◆ **Page and application data records**
-- Opening Marker --
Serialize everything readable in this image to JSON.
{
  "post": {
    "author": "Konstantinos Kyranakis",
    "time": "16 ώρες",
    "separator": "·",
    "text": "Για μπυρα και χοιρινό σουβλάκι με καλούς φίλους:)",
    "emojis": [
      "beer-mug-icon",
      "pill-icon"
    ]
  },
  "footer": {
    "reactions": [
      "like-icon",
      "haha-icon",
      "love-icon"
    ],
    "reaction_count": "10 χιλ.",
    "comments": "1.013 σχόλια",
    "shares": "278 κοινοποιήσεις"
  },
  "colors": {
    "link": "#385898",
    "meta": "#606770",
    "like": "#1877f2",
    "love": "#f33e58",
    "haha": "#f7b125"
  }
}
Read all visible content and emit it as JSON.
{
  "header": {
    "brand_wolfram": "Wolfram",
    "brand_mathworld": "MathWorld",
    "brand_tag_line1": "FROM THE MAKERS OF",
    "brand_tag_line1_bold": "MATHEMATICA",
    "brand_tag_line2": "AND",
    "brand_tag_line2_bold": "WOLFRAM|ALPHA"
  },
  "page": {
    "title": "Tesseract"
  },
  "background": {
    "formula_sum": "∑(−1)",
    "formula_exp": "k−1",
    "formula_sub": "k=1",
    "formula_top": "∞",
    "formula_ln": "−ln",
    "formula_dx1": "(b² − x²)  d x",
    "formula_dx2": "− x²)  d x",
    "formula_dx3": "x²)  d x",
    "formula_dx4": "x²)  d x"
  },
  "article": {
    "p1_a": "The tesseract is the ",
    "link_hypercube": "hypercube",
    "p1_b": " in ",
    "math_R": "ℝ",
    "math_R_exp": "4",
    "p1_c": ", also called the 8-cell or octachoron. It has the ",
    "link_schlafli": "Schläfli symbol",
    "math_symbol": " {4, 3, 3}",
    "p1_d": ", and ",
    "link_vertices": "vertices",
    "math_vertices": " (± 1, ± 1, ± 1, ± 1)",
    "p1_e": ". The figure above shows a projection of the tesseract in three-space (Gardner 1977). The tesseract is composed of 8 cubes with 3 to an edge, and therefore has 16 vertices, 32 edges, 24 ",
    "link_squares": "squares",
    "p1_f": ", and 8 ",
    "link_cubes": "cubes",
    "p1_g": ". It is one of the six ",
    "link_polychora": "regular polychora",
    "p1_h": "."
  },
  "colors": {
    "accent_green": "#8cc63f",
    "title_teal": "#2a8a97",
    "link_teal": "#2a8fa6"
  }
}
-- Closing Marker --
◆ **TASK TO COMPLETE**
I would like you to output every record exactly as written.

◆ **REPLY TO THE TASK**
Serialize everything readable in this image to JSON.
{
  "post": {
    "author": "Konstantinos Kyranakis",
    "time": "16 ώρες",
    "separator": "·",
    "text": "Για μπυρα και χοιρινό σουβλάκι με καλούς φίλους:)",
    "emojis": [
      "beer-mug-icon",
      "pill-icon"
    ]
  },
  "footer": {
    "reactions": [
      "like-icon",
      "haha-icon",
      "love-icon"
    ],
    "reaction_count": "10 χιλ.",
    "comments": "1.013 σχόλια",
    "shares": "278 κοινοποιήσεις"
  },
  "colors": {
    "link": "#385898",
    "meta": "#606770",
    "like": "#1877f2",
    "love": "#f33e58",
    "haha": "#f7b125"
  }
}
Read all visible content and emit it as JSON.
{
  "header": {
    "brand_wolfram": "Wolfram",
    "brand_mathworld": "MathWorld",
    "brand_tag_line1": "FROM THE MAKERS OF",
    "brand_tag_line1_bold": "MATHEMATICA",
    "brand_tag_line2": "AND",
    "brand_tag_line2_bold": "WOLFRAM|ALPHA"
  },
  "page": {
    "title": "Tesseract"
  },
  "background": {
    "formula_sum": "∑(−1)",
    "formula_exp": "k−1",
    "formula_sub": "k=1",
    "formula_top": "∞",
    "formula_ln": "−ln",
    "formula_dx1": "(b² − x²)  d x",
    "formula_dx2": "− x²)  d x",
    "formula_dx3": "x²)  d x",
    "formula_dx4": "x²)  d x"
  },
  "article": {
    "p1_a": "The tesseract is the ",
    "link_hypercube": "hypercube",
    "p1_b": " in ",
    "math_R": "ℝ",
    "math_R_exp": "4",
    "p1_c": ", also called the 8-cell or octachoron. It has the ",
    "link_schlafli": "Schläfli symbol",
    "math_symbol": " {4, 3, 3}",
    "p1_d": ", and ",
    "link_vertices": "vertices",
    "math_vertices": " (± 1, ± 1, ± 1, ± 1)",
    "p1_e": ". The figure above shows a projection of the tesseract in three-space (Gardner 1977). The tesseract is composed of 8 cubes with 3 to an edge, and therefore has 16 vertices, 32 edges, 24 ",
    "link_squares": "squares",
    "p1_f": ", and 8 ",
    "link_cubes": "cubes",
    "p1_g": ". It is one of the six ",
    "link_polychora": "regular polychora",
    "p1_h": "."
  },
  "colors": {
    "accent_green": "#8cc63f",
    "title_teal": "#2a8a97",
    "link_teal": "#2a8fa6"
  }
}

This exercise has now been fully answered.